Excerpts from a dataset
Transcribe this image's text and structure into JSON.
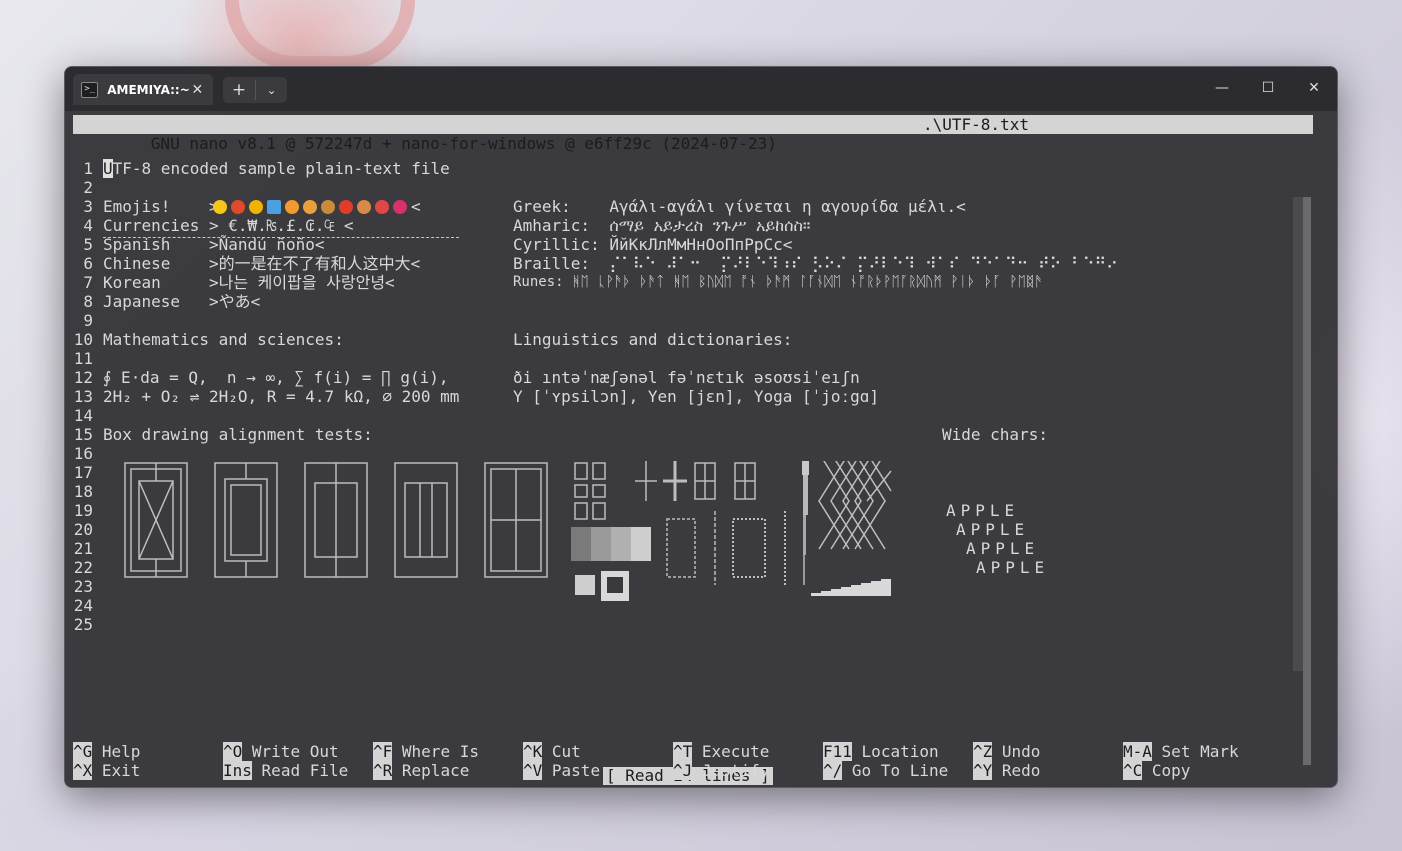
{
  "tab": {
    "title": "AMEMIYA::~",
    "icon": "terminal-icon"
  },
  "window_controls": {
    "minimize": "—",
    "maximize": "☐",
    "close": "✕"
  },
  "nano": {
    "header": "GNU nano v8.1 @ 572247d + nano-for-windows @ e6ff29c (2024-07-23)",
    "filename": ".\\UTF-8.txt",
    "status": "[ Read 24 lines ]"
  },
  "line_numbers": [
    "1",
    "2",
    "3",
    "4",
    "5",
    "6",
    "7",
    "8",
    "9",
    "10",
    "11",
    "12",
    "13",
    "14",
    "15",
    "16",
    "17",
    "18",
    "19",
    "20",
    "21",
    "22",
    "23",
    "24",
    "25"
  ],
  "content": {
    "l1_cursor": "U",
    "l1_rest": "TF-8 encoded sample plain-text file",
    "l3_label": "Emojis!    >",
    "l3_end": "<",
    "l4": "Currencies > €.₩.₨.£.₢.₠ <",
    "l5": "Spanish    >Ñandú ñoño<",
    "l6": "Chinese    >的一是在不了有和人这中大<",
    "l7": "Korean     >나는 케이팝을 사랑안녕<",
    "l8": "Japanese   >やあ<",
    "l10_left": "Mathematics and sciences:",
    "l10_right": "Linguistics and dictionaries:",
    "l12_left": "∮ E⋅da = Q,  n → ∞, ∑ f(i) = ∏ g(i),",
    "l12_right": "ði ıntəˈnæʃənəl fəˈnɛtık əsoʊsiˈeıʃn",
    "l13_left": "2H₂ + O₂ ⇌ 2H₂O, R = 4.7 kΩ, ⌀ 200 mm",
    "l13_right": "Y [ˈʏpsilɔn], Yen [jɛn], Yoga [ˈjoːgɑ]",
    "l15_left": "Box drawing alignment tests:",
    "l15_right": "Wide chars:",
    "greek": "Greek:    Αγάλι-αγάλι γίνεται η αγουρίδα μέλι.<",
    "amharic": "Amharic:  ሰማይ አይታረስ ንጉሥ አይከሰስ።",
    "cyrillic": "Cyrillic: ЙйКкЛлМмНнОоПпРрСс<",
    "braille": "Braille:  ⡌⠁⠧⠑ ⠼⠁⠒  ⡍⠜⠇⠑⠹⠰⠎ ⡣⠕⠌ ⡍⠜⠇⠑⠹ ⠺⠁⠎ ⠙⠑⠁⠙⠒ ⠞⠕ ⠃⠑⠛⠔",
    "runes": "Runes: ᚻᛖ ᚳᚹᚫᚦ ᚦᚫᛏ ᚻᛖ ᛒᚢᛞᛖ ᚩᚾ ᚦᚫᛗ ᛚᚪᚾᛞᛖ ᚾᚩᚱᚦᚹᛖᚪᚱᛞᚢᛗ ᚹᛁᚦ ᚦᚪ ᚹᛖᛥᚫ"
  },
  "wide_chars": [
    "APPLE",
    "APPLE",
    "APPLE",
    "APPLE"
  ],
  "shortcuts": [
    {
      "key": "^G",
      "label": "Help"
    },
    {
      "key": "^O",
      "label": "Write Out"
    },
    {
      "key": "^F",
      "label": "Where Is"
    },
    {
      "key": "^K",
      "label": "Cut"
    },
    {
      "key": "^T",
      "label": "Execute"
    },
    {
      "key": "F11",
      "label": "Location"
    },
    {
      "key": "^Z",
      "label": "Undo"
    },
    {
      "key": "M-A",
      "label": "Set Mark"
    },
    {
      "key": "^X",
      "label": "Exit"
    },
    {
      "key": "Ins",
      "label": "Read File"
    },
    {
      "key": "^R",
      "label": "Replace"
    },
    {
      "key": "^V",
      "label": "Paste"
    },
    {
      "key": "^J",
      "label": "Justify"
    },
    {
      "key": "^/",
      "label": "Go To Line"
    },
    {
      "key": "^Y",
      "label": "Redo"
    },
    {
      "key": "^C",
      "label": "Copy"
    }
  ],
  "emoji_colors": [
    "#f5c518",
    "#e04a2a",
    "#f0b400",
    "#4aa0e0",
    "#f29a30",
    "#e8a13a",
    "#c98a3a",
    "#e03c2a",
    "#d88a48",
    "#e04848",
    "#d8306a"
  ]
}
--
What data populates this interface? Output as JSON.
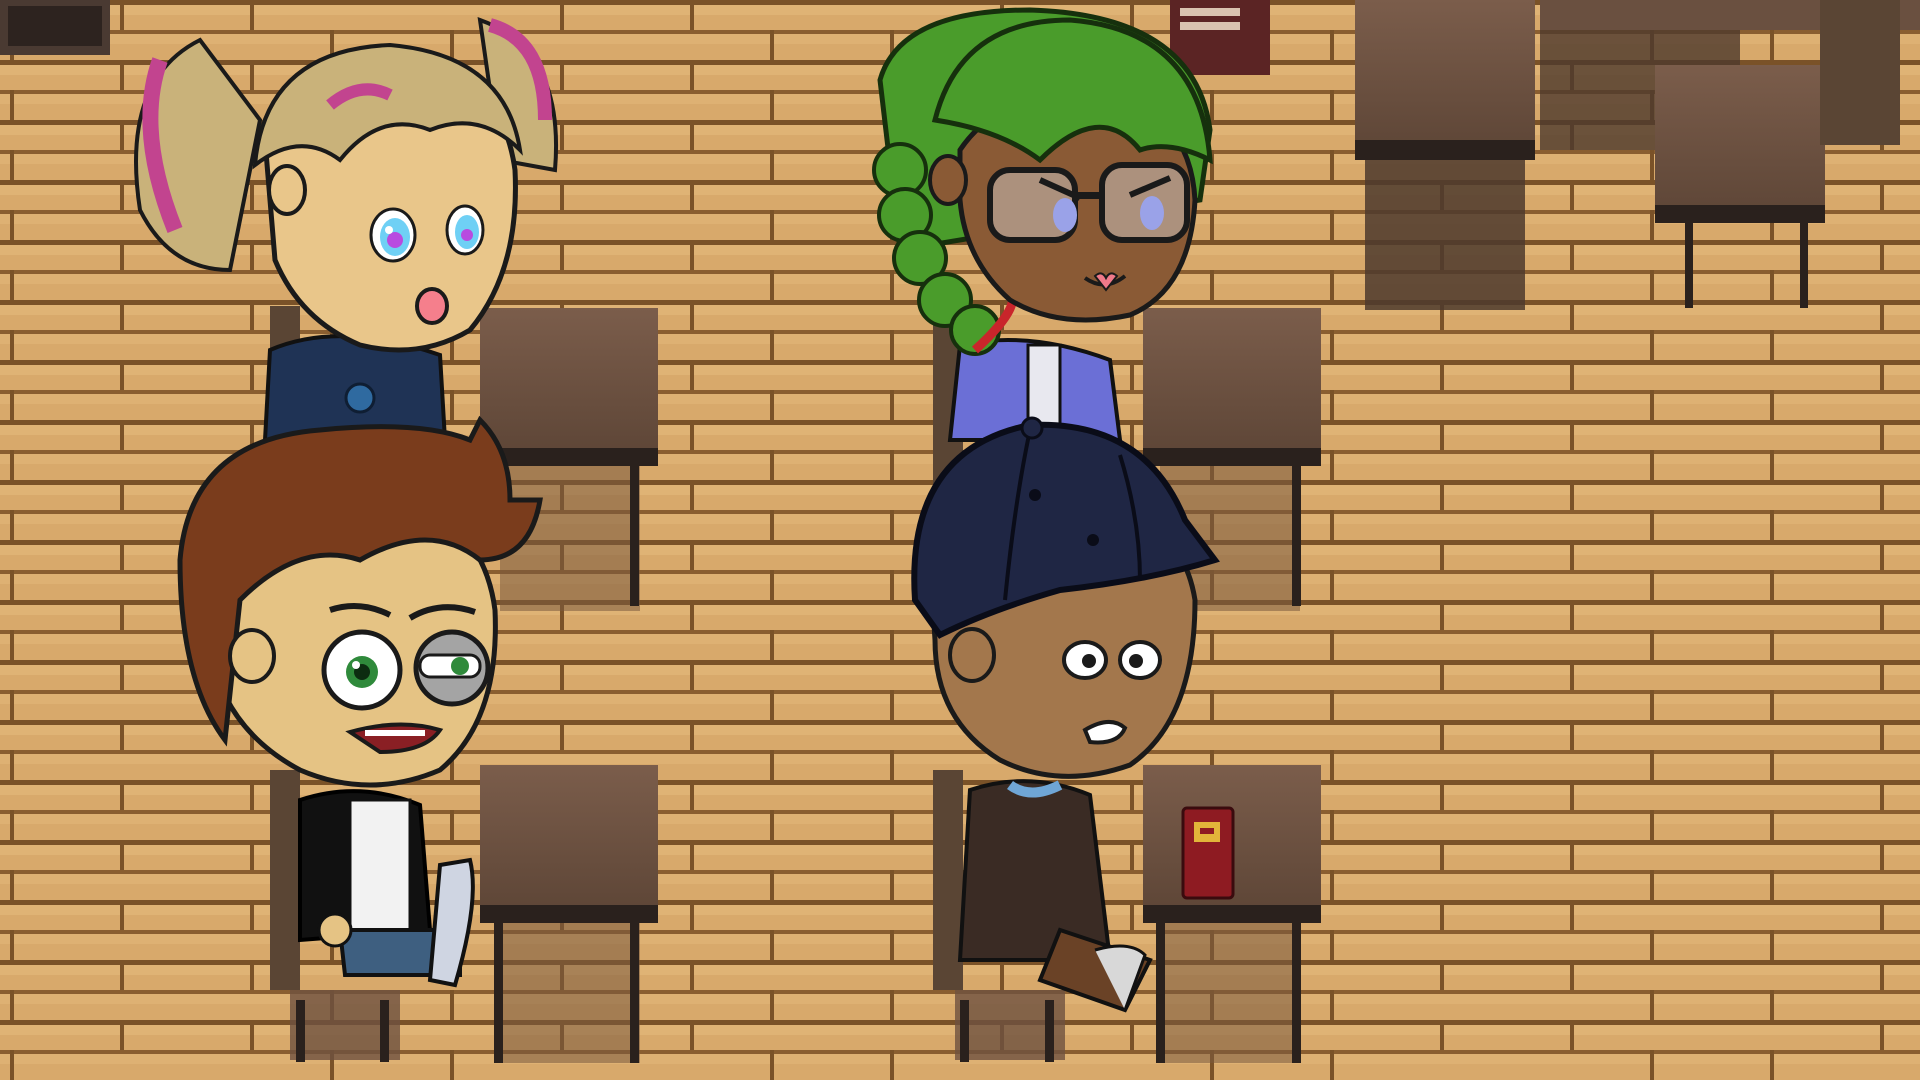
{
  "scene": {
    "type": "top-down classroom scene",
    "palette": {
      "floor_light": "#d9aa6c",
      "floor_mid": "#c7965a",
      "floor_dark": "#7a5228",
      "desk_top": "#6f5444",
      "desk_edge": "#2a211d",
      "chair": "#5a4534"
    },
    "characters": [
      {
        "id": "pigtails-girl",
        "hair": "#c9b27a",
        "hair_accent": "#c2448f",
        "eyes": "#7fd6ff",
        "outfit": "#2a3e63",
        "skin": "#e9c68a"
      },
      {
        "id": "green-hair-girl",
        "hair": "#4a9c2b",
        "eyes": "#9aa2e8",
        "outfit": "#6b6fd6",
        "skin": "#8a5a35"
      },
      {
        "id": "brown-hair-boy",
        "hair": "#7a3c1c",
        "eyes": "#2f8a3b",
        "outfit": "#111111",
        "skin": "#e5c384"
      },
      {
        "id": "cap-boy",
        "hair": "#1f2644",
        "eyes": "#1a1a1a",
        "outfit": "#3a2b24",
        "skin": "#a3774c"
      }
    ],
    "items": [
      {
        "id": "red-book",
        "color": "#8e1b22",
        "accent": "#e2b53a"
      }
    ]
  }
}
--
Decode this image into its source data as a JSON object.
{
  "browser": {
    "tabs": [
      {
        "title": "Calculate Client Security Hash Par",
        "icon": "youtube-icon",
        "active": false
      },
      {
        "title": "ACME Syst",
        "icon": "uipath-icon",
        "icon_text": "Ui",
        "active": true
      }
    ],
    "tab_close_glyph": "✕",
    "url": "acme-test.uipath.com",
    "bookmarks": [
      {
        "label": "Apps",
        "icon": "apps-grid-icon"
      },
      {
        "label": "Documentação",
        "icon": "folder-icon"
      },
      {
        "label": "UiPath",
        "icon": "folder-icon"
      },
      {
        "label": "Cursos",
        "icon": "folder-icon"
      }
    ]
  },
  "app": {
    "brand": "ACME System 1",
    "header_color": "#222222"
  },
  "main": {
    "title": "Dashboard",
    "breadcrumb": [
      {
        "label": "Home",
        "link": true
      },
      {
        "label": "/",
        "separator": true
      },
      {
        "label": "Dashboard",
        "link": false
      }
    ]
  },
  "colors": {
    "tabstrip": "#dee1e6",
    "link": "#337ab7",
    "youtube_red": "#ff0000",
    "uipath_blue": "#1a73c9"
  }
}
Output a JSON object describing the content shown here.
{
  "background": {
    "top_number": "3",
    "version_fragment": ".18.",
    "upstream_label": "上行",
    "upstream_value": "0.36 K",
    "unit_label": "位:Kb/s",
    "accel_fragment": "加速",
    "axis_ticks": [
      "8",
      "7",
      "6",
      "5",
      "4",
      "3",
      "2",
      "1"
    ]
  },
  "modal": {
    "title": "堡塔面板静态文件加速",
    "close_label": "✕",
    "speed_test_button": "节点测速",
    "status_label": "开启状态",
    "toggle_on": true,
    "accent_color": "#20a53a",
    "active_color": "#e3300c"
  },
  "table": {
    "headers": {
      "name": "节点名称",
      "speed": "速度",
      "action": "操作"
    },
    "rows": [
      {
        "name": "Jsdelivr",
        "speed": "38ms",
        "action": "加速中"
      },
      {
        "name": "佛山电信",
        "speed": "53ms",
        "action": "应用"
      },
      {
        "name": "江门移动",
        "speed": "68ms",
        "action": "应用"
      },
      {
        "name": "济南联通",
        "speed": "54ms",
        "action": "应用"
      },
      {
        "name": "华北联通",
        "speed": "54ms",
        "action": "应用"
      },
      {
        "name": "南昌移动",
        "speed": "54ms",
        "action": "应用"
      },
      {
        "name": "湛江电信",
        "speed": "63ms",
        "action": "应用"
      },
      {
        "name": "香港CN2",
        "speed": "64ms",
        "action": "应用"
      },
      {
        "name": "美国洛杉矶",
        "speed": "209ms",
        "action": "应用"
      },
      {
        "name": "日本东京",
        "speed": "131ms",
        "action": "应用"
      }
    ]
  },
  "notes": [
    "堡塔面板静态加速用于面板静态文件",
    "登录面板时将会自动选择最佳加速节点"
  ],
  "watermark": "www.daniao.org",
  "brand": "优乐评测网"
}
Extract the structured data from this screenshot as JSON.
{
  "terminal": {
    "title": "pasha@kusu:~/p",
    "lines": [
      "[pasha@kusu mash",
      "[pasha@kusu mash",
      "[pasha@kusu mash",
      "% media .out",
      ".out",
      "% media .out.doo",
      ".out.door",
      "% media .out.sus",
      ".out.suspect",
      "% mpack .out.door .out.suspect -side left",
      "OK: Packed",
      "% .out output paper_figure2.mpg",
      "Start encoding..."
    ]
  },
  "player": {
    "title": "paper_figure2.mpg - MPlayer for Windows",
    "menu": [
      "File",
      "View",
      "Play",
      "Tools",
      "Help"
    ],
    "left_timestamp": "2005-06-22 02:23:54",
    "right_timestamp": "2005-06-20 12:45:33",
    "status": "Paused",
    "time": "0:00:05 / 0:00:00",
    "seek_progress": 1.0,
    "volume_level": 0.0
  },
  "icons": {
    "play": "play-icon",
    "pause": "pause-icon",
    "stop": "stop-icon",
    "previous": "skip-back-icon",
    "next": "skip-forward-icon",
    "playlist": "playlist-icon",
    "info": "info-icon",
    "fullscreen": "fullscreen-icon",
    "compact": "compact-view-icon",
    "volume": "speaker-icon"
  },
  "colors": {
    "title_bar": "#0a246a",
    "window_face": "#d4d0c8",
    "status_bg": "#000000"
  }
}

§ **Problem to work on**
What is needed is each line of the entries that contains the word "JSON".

§ **Answer below**
Transcribe this image's text and structure into JSON.
What data populates this interface? Output as JSON.
Decode this image into its source data as a JSON object.
Output a JSON object describing the content shown here.
Extract the structured data from this screenshot as JSON.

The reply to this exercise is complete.